How to Become a Better Poker Player

The game of poker is a card-game that involves betting between players. Each player has two cards dealt and must put in the pot (a circular container that represents money) a sum of chips that is at least equal to the contribution made by the player before him. In this way, the game creates a pot of money and encourages competition. The game also has certain rules that must be followed in order to avoid ambiguity.

The first step to becoming a good poker player is learning the rules of the game. This includes understanding the different types of hands and the order in which they rank. It’s also important to know when to fold a hand and how to use bluffing in your favor. The more you play, the more you’ll learn and improve your skills.

One of the best ways to increase your chances of winning is learning the basics of betting. This will ensure that you always have a competitive pot. In addition, it will help you make better decisions when you’re playing against strong opponents.

It’s also essential to know how to read your opponent’s body language. This will allow you to pick up on their tells, which can make or break your hand. In addition, you can use this knowledge to improve your bluffing strategy and win more often.

During the game of poker, it’s important to keep track of your bankroll at all times. This will help you avoid going broke or losing your hard-earned cash. You should only gamble with an amount of money that you’re willing to lose, and you should never add to it during a game. If you start to feel frustrated or tired, it’s a good idea to stop playing the game.

When you’re a beginner, it’s a good idea to start out conservatively and at low stakes. This will let you play a lot of hands while also learning the flow of the game and player tendencies. Once you’ve gained some experience, it’s a good idea to begin opening up your hand range and mixing your play up more.

You should also make sure to study poker charts so you can quickly determine what type of hands beat what. For example, a flush beats a straight, and three of a kind beats two pair. This is an important concept to memorize, and it can be very helpful when you’re deciding whether or not to call a raise.

It’s also a good idea to learn some of the more obscure poker variations, such as Omaha, Omaha hi/lo, and Crazy Pineapple. These games can provide you with a challenging and rewarding experience.
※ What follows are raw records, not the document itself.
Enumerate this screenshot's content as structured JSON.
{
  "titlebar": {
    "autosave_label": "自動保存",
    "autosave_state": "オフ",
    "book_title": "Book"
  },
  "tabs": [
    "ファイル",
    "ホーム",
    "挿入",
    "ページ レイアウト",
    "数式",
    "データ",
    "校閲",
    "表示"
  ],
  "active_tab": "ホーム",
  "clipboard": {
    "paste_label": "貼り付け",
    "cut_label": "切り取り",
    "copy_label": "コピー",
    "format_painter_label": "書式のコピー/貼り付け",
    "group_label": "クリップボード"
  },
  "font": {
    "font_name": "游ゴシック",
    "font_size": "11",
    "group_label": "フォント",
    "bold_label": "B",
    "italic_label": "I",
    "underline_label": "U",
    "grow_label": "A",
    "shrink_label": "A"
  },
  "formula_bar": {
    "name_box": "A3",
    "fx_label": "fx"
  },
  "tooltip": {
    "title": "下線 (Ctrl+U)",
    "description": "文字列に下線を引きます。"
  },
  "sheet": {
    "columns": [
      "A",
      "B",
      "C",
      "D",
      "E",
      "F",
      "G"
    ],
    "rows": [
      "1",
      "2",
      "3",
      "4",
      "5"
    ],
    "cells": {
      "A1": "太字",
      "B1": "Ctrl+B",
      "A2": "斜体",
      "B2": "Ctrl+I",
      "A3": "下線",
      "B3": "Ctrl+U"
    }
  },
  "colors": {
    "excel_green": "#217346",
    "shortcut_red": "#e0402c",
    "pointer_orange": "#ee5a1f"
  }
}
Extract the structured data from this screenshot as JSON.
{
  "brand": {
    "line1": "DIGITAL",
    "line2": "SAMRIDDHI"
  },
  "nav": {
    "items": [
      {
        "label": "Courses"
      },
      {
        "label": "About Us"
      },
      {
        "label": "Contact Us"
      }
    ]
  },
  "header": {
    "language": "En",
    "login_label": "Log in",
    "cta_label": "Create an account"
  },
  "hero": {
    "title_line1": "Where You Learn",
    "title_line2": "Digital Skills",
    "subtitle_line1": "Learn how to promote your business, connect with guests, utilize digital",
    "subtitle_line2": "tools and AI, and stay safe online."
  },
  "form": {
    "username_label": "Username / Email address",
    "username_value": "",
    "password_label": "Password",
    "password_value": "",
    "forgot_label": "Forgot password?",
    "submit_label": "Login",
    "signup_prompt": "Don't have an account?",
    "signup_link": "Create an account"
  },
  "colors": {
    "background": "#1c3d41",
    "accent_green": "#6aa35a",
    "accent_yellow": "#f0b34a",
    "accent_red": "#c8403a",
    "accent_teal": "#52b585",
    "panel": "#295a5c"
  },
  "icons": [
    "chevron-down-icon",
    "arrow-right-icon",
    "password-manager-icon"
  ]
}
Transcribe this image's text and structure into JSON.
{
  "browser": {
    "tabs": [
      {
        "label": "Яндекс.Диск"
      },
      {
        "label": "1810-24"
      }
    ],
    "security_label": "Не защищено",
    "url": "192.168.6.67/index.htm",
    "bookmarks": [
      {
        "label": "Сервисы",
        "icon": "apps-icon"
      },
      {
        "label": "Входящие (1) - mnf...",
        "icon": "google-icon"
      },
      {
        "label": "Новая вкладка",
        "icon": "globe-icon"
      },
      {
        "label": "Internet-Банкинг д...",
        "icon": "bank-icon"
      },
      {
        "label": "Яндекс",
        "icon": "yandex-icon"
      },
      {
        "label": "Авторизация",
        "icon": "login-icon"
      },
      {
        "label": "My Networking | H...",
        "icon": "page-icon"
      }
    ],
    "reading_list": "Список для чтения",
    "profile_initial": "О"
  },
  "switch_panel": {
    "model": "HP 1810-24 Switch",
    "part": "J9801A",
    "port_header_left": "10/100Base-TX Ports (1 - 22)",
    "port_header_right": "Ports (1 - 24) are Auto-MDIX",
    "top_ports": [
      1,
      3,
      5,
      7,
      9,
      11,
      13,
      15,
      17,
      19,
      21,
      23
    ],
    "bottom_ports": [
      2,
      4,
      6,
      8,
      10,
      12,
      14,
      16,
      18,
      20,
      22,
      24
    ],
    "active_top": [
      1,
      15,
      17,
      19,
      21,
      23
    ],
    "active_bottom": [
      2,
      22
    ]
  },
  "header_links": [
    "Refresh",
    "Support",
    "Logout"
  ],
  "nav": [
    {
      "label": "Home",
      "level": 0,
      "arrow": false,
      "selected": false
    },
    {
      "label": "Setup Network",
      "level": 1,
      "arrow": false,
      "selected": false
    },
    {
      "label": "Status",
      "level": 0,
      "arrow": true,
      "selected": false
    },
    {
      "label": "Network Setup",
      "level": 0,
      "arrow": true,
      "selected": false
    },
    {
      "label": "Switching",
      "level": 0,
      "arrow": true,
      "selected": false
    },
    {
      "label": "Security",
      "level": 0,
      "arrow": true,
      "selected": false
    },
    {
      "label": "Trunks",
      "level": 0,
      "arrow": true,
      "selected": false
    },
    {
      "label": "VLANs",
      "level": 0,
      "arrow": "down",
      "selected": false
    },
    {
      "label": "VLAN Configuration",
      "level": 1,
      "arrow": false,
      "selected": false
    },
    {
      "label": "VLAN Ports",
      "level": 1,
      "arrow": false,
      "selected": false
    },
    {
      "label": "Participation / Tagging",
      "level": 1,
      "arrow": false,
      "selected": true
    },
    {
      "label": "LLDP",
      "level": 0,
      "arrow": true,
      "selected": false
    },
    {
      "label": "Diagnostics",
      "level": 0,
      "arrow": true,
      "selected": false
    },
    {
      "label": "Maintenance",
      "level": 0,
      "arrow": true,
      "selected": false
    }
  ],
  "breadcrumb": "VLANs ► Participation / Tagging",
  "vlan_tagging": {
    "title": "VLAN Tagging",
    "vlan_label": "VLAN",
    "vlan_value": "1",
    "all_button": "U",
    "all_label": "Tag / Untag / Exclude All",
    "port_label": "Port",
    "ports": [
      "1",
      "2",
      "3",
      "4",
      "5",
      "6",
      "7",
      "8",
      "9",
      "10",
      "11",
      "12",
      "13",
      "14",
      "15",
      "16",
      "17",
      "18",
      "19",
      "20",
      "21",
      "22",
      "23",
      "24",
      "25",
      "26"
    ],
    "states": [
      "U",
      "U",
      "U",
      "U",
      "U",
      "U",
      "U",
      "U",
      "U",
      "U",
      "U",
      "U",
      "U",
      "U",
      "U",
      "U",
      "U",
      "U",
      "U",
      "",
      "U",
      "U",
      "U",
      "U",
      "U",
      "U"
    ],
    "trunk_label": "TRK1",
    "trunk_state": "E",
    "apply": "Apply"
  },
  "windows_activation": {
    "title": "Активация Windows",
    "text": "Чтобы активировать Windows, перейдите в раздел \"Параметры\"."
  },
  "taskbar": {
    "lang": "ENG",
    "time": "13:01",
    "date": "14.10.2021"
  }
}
If you’re able to master these variations, you’ll be a well-rounded poker player and will be able to compete with the top players in your area. In addition, you’ll be able to show off your skill when you play these unique poker games with your friends.